Mr Lamont was criticised on our Facebook page last week as he revealed he had yet to make up his mind, struggling between his loyalty to Mrs May and his doubts over the terms of the deal she had brought to the table.

However, he seems to have come to a decision over the weekend.

Setting out his reasons for voting against the deal, Mr Lamont said: “In coming to my decision, I have had to weigh up the risks associated with the agreement, with the risks of the unknown.

“There are clearly significant risks associated with this withdrawal agreement, including the potential that fishing could be traded away and the possibility that we will be locked in to the backstop arrangement.

“This deal could mean that we retain some of the worst things about EU membership without being able to take advantage of the opportunities of Brexit. The UK could end up in an uncomfortable halfway house – having to follow EU rules without any influence or say over them.

“I have come to the conclusion that on balance, these are not risks I am prepared to take.

“I want the UK to move on and be able to focus on other, more important things.
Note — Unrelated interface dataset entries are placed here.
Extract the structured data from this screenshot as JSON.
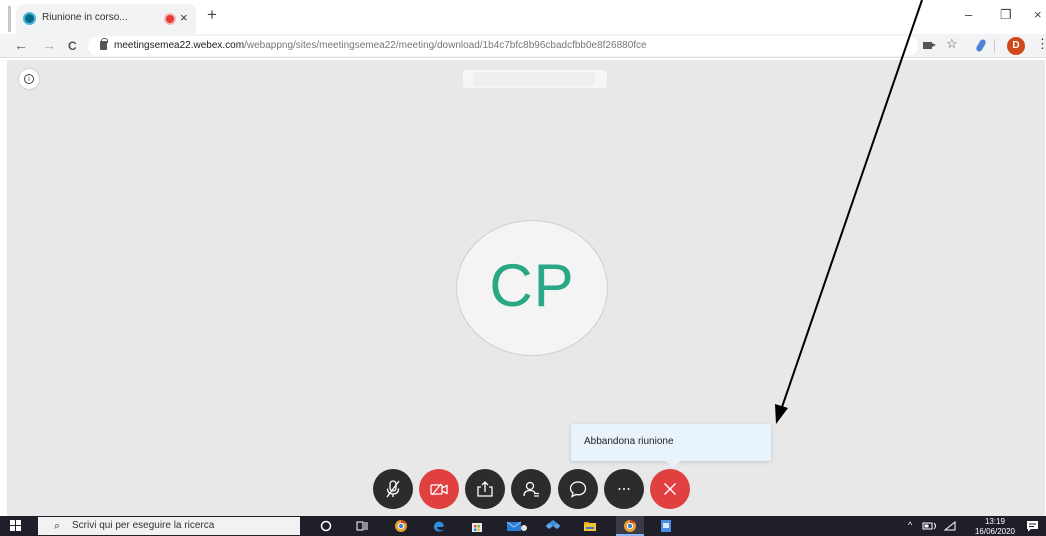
{
  "browser": {
    "tab_title": "Riunione in corso...",
    "tab_close": "×",
    "new_tab": "+",
    "url_host": "meetingsemea22.webex.com",
    "url_path": "/webappng/sites/meetingsemea22/meeting/download/1b4c7bfc8b96cbadcfbb0e8f26880fce",
    "nav_back": "←",
    "nav_forward": "→",
    "nav_reload": "C",
    "window_minimize": "–",
    "window_restore": "❐",
    "window_close": "×",
    "star": "☆",
    "menu": "⋮",
    "profile_initial": "D"
  },
  "meeting": {
    "info_glyph": "i",
    "participant_initials": "CP",
    "tooltip_text": "Abbandona riunione",
    "initials_color": "#2aa784",
    "controls": [
      {
        "name": "mute-microphone",
        "icon": "microphone-off-icon"
      },
      {
        "name": "stop-video",
        "icon": "video-off-icon"
      },
      {
        "name": "share-content",
        "icon": "share-icon"
      },
      {
        "name": "participants",
        "icon": "participants-icon"
      },
      {
        "name": "chat",
        "icon": "chat-icon"
      },
      {
        "name": "more-options",
        "icon": "more-icon"
      },
      {
        "name": "leave-meeting",
        "icon": "close-icon"
      }
    ],
    "leave_color": "#e04040",
    "video_off_color": "#e04040"
  },
  "taskbar": {
    "search_placeholder": "Scrivi qui per eseguire la ricerca",
    "search_glyph": "⌕",
    "time": "13:19",
    "date": "16/06/2020"
  }
}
This withdrawal agreement could mean that we are still talking about Brexit for many more years to come.

“Over the past few weeks I have received upwards of 1,000 emails, social media comments, survey responses and phone calls from Borderers.

“While there is little consensus about what should happen next, the clear message that I have received from my constituents was that this agreement does not satisfy many.”

The Borders’ other MP, Scottish Secretary David Mundell, continues to back Mrs May’s deal.

He has said he was forced “to make a judgement” on the issue, despite him previously stating he would not support a plan that set different arrangements for Northern Ireland after Brexit.

And the deal on the table includes a “backstop” which many believe would see Northern Ireland being in a better trading position than Scotland.